This is a place for local artists to shine. Bit by bit, we want to add gallery space so we have a virtual gallery to show Mora arts and perhaps a place where we can drum up some consignment work, or just share what they are doing with family and friends.
Please use our contact form to request adding your favorite local artist to our list.
(This website is voluntarily updated,
we will do our best to add your suggestions in a timely manner.)
Anita M. Moss
Anita's first love, and most know form of art is portraits. She made her living from custom portraits, drawn, painted and photography for years. Adding to her art experience, Anita included sculpture and fashion design.

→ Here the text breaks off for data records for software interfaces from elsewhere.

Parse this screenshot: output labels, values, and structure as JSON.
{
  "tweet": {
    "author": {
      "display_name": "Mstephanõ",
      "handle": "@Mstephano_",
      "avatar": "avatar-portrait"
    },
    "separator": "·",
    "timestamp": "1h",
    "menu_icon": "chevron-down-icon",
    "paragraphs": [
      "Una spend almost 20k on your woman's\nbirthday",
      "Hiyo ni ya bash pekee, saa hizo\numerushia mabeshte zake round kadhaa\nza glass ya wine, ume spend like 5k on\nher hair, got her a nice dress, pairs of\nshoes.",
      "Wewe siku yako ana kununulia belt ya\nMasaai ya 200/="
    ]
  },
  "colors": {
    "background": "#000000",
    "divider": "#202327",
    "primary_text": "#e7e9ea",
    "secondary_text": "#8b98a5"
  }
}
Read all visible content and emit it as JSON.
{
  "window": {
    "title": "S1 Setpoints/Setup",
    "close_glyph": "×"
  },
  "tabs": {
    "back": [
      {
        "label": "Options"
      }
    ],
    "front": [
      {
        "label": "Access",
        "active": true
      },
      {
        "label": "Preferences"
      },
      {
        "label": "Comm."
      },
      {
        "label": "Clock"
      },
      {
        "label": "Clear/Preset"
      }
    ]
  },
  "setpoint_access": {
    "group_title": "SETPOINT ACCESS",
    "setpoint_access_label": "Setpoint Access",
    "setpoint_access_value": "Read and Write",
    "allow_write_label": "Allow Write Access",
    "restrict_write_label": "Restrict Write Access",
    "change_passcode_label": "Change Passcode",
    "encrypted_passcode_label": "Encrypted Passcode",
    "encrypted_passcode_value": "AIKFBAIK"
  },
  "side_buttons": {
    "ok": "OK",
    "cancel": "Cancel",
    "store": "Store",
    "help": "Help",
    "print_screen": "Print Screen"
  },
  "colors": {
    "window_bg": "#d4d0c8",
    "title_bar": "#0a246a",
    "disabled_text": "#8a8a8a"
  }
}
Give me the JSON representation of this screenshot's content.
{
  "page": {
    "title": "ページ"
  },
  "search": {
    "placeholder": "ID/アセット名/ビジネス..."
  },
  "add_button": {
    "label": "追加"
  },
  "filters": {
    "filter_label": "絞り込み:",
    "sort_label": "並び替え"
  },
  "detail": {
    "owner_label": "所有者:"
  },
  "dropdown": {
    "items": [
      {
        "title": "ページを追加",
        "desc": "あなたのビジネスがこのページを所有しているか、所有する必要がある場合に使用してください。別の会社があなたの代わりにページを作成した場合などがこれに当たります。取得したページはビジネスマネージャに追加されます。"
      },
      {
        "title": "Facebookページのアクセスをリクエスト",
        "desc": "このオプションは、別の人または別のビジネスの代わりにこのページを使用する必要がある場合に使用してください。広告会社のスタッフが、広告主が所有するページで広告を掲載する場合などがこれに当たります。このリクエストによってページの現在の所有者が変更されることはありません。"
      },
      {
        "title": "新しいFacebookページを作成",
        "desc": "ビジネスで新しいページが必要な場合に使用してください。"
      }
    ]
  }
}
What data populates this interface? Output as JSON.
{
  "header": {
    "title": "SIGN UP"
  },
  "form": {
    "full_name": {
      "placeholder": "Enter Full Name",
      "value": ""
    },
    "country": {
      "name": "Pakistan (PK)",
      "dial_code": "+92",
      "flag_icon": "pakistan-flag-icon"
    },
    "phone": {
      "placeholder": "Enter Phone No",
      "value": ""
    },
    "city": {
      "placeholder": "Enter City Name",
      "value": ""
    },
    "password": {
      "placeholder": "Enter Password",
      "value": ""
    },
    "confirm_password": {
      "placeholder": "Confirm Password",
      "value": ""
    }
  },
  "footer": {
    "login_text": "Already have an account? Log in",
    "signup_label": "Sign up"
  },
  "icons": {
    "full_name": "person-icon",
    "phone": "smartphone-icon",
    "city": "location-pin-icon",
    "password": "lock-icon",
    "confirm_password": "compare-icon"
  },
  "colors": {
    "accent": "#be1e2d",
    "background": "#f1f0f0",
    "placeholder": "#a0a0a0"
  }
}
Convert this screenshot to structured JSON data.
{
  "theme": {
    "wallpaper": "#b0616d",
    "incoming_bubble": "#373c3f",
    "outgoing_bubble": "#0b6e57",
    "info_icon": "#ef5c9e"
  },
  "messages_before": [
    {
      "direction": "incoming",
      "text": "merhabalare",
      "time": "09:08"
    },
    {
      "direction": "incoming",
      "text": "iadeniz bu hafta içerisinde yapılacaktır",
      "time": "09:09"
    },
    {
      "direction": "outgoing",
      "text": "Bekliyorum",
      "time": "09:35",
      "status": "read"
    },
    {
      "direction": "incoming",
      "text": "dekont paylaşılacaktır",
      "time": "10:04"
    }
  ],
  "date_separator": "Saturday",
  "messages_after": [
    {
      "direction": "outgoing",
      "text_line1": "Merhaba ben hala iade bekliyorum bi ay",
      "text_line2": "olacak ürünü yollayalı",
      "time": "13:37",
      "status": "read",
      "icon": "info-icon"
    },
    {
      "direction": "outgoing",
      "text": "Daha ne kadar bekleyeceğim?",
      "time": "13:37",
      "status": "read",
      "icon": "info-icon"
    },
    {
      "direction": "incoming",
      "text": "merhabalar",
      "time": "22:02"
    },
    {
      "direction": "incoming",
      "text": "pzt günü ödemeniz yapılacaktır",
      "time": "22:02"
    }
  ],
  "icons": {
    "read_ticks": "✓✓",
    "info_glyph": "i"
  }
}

Her most recent business, UpcycledFashion.com has a focus of creating part-time work for people who need to work from home in Mora. The place closest to her heart and has lived, is right here, in Mora. She will continue work on her creative endeavors in these beautiful mountains.
I grew up in Santa Fe and attended Santa Fe High School. The first time I visited Mora County was in the early 1970’s when I drove my sister over from Santa Fe to visit her future husband’s family who were living and working on the Salman Ranch. We took the Holman-Hill route, and the natural beauty of the area struck me greatly. That sense of awe has only grown with time. In 1984, I was living in Denver, between jobs and engaged to marry. By then, my brother-in-law, Randy was assistant manager of the ranch. I learned from my sister that a small house on one of the ranch lakes was up for rent for the even-then bargain rate of $125/month. My fiancé, Carolyn, was willing, so we both packed up and headed for Mora. My earthly goods fit in my Honda. Hers took a bit more: the largest Ryder truck I could rent without a commercial driver’s license. Our memories of the next few years center mainly on the incredible abundance of wildlife. From our front porch, we could watch coyotes, deer and hundreds of elk. Tens of thousands of geese and ducks wintered on the ranch and shuttled all day long from the emerging wheat in front of our house to the lake on the side. The only thing more majestic than the daily appearance of bald eagles was watching golden eagles rearing their young within binocular range of the house.
Unfortunately, or so it seemed at the time, we were unable to negotiate a long lease, and the old adobe house was badly in need of repair. So, we set about finding property to build a home of our own. In 1985 or 1986, we explored our way up Morphy Canyon. At that time, you almost needed 4-wheel drive to travel the road, even in good weather. When we came to the wide turn before Morphy Lake, we were almost speechless at the beauty of the pastures and mountains beyond. The 1980’s were heavy snow years, so as beautiful as it was, it didn’t seem realistic that we would ever be able to live that far up the mountain. But, to shorten the story, in August, 1987 we broke ground on our house, practically in the spot where we had been so overwhelmed. To save money, we delayed extending electric power to the house for almost a year, so the first winter was spent shivering in the basement and melting snow for drinking, cooking and cleaning. In those years, snow was as deep as four feet in Morphy Canyon and April mud seemed nearly that deep, so being isolated for long periods was an every-day fact of life. It is a sad fact of life that, if you put your life savings into building a house, sooner or later you have to get a job. My training was in geology, so the natural course for me was the mining industry. In 1990, I went back to work full time, working as environmental manager for different mining operations until I retired for good in 2013.
Wildlife and cameras just naturally seem to go together. I attempted without much success to get a start in wildlife photography in the 1980’s, but earning a living and raising two of our grandchildren took precedence. It wasn’t until 2011 that I bought my first digital camera and discovered the startling images of birds it could capture. From then on, my passion has been capturing bird images ever more sharply and more gracefully. When the mountains are draped in fog or snow, they take on a special kind of beauty. At those times, I feel compelled to photograph landscapes. I don’t know what the future holds. The main realization that forces itself on me is that each new photograph excites me for about a day, after which I become aware of the flaws more than the beauty and become determined to do even better the next time.